30 January 2017 (Last Updated January 30th, 2017 10:53)

2017 will be a tumultuous one for the pharmaceutical industry as the major companies continue to struggle with the dreaded patent cliff - an extended period where a significant proportion of branded drugs will lose patent protection.

The emergence of oncology biosimilars

2017 will be a tumultuous one for the pharmaceutical industry as the major companies continue to struggle with the dreaded patent cliff - an extended period where a significant proportion of branded drugs will lose patent protection. During this period, affected drugs will become vulnerable to competition from copycats. In particular, in 2017 the hugely successful class of complex biologic oncology drugs, which include monoclonal antibodies, will for the first time become vulnerable to competition from copy biologics, known as biosimilars, in Western markets.

The antibodies, Rituxan/MabThera (rituximab) and Herceptin (trastuzumab), are two of the best-selling products in drug maker Roche’s oncology portfolio.
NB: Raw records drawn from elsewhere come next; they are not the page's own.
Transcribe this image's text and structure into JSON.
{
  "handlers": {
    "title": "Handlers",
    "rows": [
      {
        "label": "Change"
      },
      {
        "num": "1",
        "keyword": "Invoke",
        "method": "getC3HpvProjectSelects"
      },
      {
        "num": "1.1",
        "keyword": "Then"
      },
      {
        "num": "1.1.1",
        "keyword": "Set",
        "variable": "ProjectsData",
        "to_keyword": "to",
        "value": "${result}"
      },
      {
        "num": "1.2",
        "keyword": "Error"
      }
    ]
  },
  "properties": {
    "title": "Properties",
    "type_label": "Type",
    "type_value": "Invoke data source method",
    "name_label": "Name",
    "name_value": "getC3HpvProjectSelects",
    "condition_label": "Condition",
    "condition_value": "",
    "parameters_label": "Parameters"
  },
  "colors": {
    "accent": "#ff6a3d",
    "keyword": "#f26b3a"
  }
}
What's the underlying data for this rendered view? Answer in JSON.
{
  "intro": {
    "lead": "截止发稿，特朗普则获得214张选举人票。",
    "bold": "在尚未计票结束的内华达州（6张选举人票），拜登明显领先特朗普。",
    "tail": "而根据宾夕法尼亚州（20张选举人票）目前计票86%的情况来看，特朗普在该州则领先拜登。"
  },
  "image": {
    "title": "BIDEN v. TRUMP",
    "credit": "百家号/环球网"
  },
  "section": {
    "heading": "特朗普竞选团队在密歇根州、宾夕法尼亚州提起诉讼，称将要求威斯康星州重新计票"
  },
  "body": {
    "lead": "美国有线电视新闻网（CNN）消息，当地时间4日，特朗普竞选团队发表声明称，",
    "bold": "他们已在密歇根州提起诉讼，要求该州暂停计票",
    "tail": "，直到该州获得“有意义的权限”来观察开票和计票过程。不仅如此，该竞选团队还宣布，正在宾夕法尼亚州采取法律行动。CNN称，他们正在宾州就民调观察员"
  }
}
Rituxan was first approved in 1997 for the treatment of hematological cancers, while Herceptin was approved in 1998 for the treatment of HER2-positive breast cancer. In 2015, the combined sales of these two antibodies amounted to $14.3 billion, making them a very attractive target for incoming biosimilar competition. In the EU, the European Medicines Agency (EMA) is currently reviewing two rituximab biosimilars and two trastuzumab biosimilars for European marketing approval, with decisions on each anticipated for 2017, and a product launch soon after, if approval is granted.
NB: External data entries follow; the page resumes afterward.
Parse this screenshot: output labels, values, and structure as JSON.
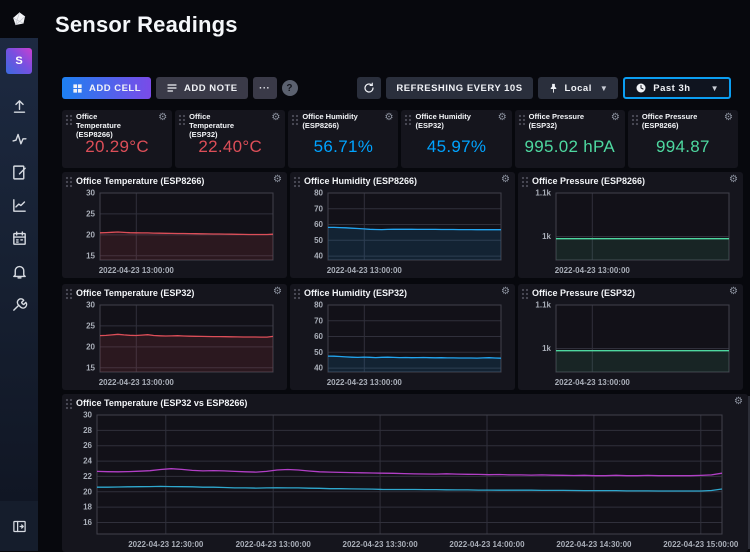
{
  "header": {
    "title": "Sensor Readings"
  },
  "sidebar": {
    "avatar_letter": "S",
    "icons": [
      "influxdb-logo",
      "upload-icon",
      "data-explorer-icon",
      "notebooks-icon",
      "dashboards-icon",
      "tasks-calendar-icon",
      "alerts-bell-icon",
      "settings-wrench-icon",
      "expand-sidebar-icon"
    ]
  },
  "toolbar": {
    "add_cell": "ADD CELL",
    "add_note": "ADD NOTE",
    "more": "···",
    "help": "?",
    "refresh_label": "REFRESHING EVERY 10S",
    "timezone": "Local",
    "time_range": "Past 3h"
  },
  "colors": {
    "accent": "#00A3FF",
    "temperature": "#DC4E58",
    "humidity": "#00A3FF",
    "pressure": "#4ED8A0",
    "big_esp32": "#B23FC6",
    "big_esp8266": "#2FA8CE"
  },
  "stats": [
    {
      "title": "Office Temperature (ESP8266)",
      "value": "20.29°C",
      "color": "#DC4E58"
    },
    {
      "title": "Office Temperature (ESP32)",
      "value": "22.40°C",
      "color": "#DC4E58"
    },
    {
      "title": "Office Humidity (ESP8266)",
      "value": "56.71%",
      "color": "#00A3FF"
    },
    {
      "title": "Office Humidity (ESP32)",
      "value": "45.97%",
      "color": "#00A3FF"
    },
    {
      "title": "Office Pressure (ESP32)",
      "value": "995.02 hPA",
      "color": "#4ED8A0"
    },
    {
      "title": "Office Pressure (ESP8266)",
      "value": "994.87",
      "color": "#4ED8A0"
    }
  ],
  "chart_data": [
    {
      "type": "line",
      "title": "Office Temperature (ESP8266)",
      "ylim": [
        14,
        30
      ],
      "yticks": [
        15,
        20,
        25,
        30
      ],
      "xticks": [
        {
          "frac": 0.21,
          "label": "2022-04-23 13:00:00"
        }
      ],
      "margins": {
        "l": 38,
        "r": 14,
        "t": 4,
        "b": 18
      },
      "series": [
        {
          "name": "Office Temperature ESP8266",
          "color": "#DC4E58",
          "fill": "rgba(220,78,88,0.13)",
          "values": [
            20.5,
            20.55,
            20.62,
            20.68,
            20.6,
            20.52,
            20.5,
            20.48,
            20.46,
            20.42,
            20.4,
            20.38,
            20.36,
            20.33,
            20.32,
            20.3,
            20.28,
            20.26,
            20.24,
            20.22,
            20.2,
            20.18,
            20.16,
            20.14,
            20.12,
            20.1,
            20.1,
            20.08,
            20.1,
            20.16
          ]
        }
      ]
    },
    {
      "type": "line",
      "title": "Office Humidity (ESP8266)",
      "ylim": [
        37.5,
        80
      ],
      "yticks": [
        40,
        50,
        60,
        70,
        80
      ],
      "xticks": [
        {
          "frac": 0.21,
          "label": "2022-04-23 13:00:00"
        }
      ],
      "margins": {
        "l": 38,
        "r": 14,
        "t": 4,
        "b": 18
      },
      "series": [
        {
          "name": "Office Humidity ESP8266",
          "color": "#22A5F0",
          "fill": "rgba(34,165,240,0.13)",
          "values": [
            58.2,
            58.15,
            58.05,
            57.9,
            57.7,
            57.45,
            57.2,
            57.0,
            56.85,
            56.8,
            56.9,
            57.0,
            57.0,
            56.98,
            56.95,
            56.92,
            56.9,
            56.9,
            56.88,
            56.85,
            56.84,
            56.82,
            56.8,
            56.78,
            56.76,
            56.74,
            56.72,
            56.7,
            56.7,
            56.71
          ]
        }
      ]
    },
    {
      "type": "line",
      "title": "Office Pressure (ESP8266)",
      "ylim": [
        946,
        1100
      ],
      "yticks": [
        1000,
        1100
      ],
      "ytick_labels": [
        "1k",
        "1.1k"
      ],
      "xticks": [
        {
          "frac": 0.21,
          "label": "2022-04-23 13:00:00"
        }
      ],
      "margins": {
        "l": 38,
        "r": 14,
        "t": 4,
        "b": 18
      },
      "series": [
        {
          "name": "Office Pressure ESP8266",
          "color": "#4ED8A0",
          "fill": "rgba(78,216,160,0.10)",
          "values": [
            994.9,
            994.92,
            994.9,
            994.88,
            994.9,
            994.91,
            994.9,
            994.89,
            994.9,
            994.91,
            994.92,
            994.9,
            994.88,
            994.87,
            994.89,
            994.9,
            994.89,
            994.88,
            994.9,
            994.89,
            994.88,
            994.87,
            994.87,
            994.88,
            994.89,
            994.88,
            994.87,
            994.86,
            994.87,
            994.87
          ]
        }
      ]
    },
    {
      "type": "line",
      "title": "Office Temperature (ESP32)",
      "ylim": [
        14,
        30
      ],
      "yticks": [
        15,
        20,
        25,
        30
      ],
      "xticks": [
        {
          "frac": 0.21,
          "label": "2022-04-23 13:00:00"
        }
      ],
      "margins": {
        "l": 38,
        "r": 14,
        "t": 4,
        "b": 18
      },
      "series": [
        {
          "name": "Office Temperature ESP32",
          "color": "#DC4E58",
          "fill": "rgba(220,78,88,0.13)",
          "values": [
            22.7,
            22.75,
            22.85,
            23.0,
            22.85,
            22.76,
            22.72,
            22.8,
            22.9,
            22.72,
            22.65,
            22.6,
            22.62,
            22.68,
            22.6,
            22.55,
            22.52,
            22.5,
            22.48,
            22.46,
            22.45,
            22.42,
            22.4,
            22.38,
            22.37,
            22.36,
            22.35,
            22.34,
            22.33,
            22.5
          ]
        }
      ]
    },
    {
      "type": "line",
      "title": "Office Humidity (ESP32)",
      "ylim": [
        37.5,
        80
      ],
      "yticks": [
        40,
        50,
        60,
        70,
        80
      ],
      "xticks": [
        {
          "frac": 0.21,
          "label": "2022-04-23 13:00:00"
        }
      ],
      "margins": {
        "l": 38,
        "r": 14,
        "t": 4,
        "b": 18
      },
      "series": [
        {
          "name": "Office Humidity ESP32",
          "color": "#22A5F0",
          "fill": "rgba(34,165,240,0.13)",
          "values": [
            47.6,
            47.5,
            47.35,
            47.1,
            46.9,
            46.75,
            46.95,
            46.85,
            46.65,
            46.8,
            46.9,
            46.75,
            46.65,
            46.7,
            46.6,
            46.65,
            46.7,
            46.6,
            46.5,
            46.55,
            46.45,
            46.45,
            46.4,
            46.35,
            46.35,
            46.3,
            46.45,
            46.55,
            46.35,
            46.25
          ]
        }
      ]
    },
    {
      "type": "line",
      "title": "Office Pressure (ESP32)",
      "ylim": [
        946,
        1100
      ],
      "yticks": [
        1000,
        1100
      ],
      "ytick_labels": [
        "1k",
        "1.1k"
      ],
      "xticks": [
        {
          "frac": 0.21,
          "label": "2022-04-23 13:00:00"
        }
      ],
      "margins": {
        "l": 38,
        "r": 14,
        "t": 4,
        "b": 18
      },
      "series": [
        {
          "name": "Office Pressure ESP32",
          "color": "#4ED8A0",
          "fill": "rgba(78,216,160,0.10)",
          "values": [
            995.0,
            995.02,
            995.0,
            994.98,
            995.0,
            995.01,
            995.0,
            994.99,
            995.0,
            995.01,
            995.02,
            995.0,
            994.99,
            995.0,
            995.01,
            995.0,
            994.99,
            994.98,
            995.0,
            995.0,
            994.99,
            995.0,
            995.01,
            995.0,
            994.99,
            995.0,
            995.01,
            995.02,
            995.01,
            995.02
          ]
        }
      ]
    },
    {
      "type": "line",
      "title": "Office Temperature (ESP32 vs ESP8266)",
      "ylim": [
        14.5,
        30
      ],
      "yticks": [
        16,
        18,
        20,
        22,
        24,
        26,
        28,
        30
      ],
      "xticks": [
        {
          "frac": 0.11,
          "label": "2022-04-23 12:30:00"
        },
        {
          "frac": 0.282,
          "label": "2022-04-23 13:00:00"
        },
        {
          "frac": 0.453,
          "label": "2022-04-23 13:30:00"
        },
        {
          "frac": 0.624,
          "label": "2022-04-23 14:00:00"
        },
        {
          "frac": 0.795,
          "label": "2022-04-23 14:30:00"
        },
        {
          "frac": 0.966,
          "label": "2022-04-23 15:00:00"
        }
      ],
      "margins": {
        "l": 35,
        "r": 26,
        "t": 4,
        "b": 18
      },
      "series": [
        {
          "name": "Office Temperature ESP32",
          "color": "#B23FC6",
          "fill": null,
          "values": [
            22.65,
            22.62,
            22.6,
            22.63,
            22.68,
            22.75,
            22.9,
            23.0,
            22.92,
            22.78,
            22.72,
            22.76,
            22.72,
            22.66,
            22.6,
            22.56,
            22.66,
            22.84,
            22.9,
            22.84,
            22.7,
            22.6,
            22.56,
            22.52,
            22.5,
            22.47,
            22.45,
            22.42,
            22.4,
            22.37,
            22.33,
            22.32,
            22.3,
            22.34,
            22.3,
            22.27,
            22.26,
            22.22,
            22.25,
            22.2,
            22.2,
            22.17,
            22.2,
            22.16,
            22.15,
            22.12,
            22.15,
            22.1,
            22.1,
            22.14,
            22.1,
            22.1,
            22.13,
            22.1,
            22.1,
            22.1,
            22.1,
            22.13,
            22.2,
            22.42
          ]
        },
        {
          "name": "Office Temperature ESP8266",
          "color": "#2FA8CE",
          "fill": null,
          "values": [
            20.6,
            20.6,
            20.62,
            20.65,
            20.66,
            20.68,
            20.7,
            20.68,
            20.66,
            20.65,
            20.6,
            20.6,
            20.56,
            20.5,
            20.5,
            20.48,
            20.5,
            20.52,
            20.5,
            20.5,
            20.46,
            20.45,
            20.4,
            20.4,
            20.38,
            20.36,
            20.35,
            20.3,
            20.3,
            20.3,
            20.3,
            20.28,
            20.28,
            20.26,
            20.25,
            20.25,
            20.22,
            20.22,
            20.2,
            20.2,
            20.2,
            20.2,
            20.18,
            20.18,
            20.18,
            20.16,
            20.15,
            20.15,
            20.15,
            20.15,
            20.12,
            20.12,
            20.12,
            20.1,
            20.1,
            20.1,
            20.1,
            20.1,
            20.16,
            20.36
          ]
        }
      ]
    }
  ]
}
The European Medicines Agency is currently reviewing two rituximab biosimilars and two trastuzumab biosimilars for European marketing approval, with decisions on each anticipated for 2017
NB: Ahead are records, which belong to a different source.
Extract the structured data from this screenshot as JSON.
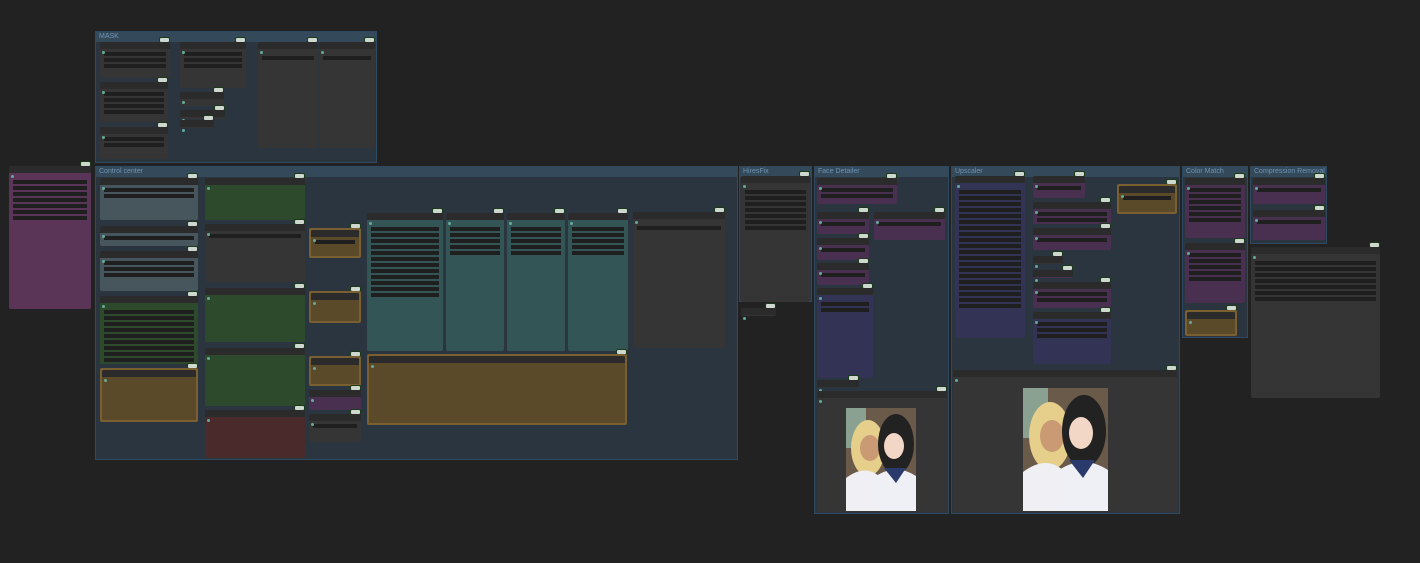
{
  "groups": {
    "mask": "MASK",
    "control_center": "Control center",
    "hiresfix": "HiresFix",
    "face_detailer": "Face Detailer",
    "upscaler": "Upscaler",
    "color_match": "Color Match",
    "compression_removal": "Compression Removal"
  },
  "colors": {
    "canvas": "#222222",
    "group": "#2a3540",
    "node_gray": "#353535",
    "node_green": "#2d4a2d",
    "node_teal": "#335555",
    "node_brown": "#5a4a2a",
    "node_purple": "#4a3050",
    "node_blue": "#333355",
    "node_red": "#4a2a2a"
  }
}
Biosimilars are a rapidly growing sector of the industry. Despite a number of biosimilars already approved in the EU and US markets, this sector is still in its infancy, and the rules that govern them are continually evolving. Furthermore, while biosimilars have been available in the EU for other therapy areas since 2006, uptake has been variable and the threat of oncology biosimilars has been the cause of significant anxiety for major pharmaceutical companies, like Roche.

Key opinion leaders in medical oncology have expressed caution over the acceptance of biosimilars in place of the originator or branded products, stating that more data are needed to convince them that biosimilars are equally effective. However, in the EU, this decision may be taken out of doctors’ hands, if payers insist that biosimilars are used for the lower cost. The competitive threat posed by oncology biosimilars is an unknown entity, and companies will be watching closely to see how the market reacts to the launch of these new biosimilars this year.

The next 12 months will mark an important milestone in the evolution of the pharmaceutical industry. The launch of biosimilars to rituximab and trastuzumab will help to define this sector. The success or failure of these agents will be the yardstick for other pharmaceutical companies and will inform the future responses of originator companies that expect to face biosimilar competition to their cancer drugs.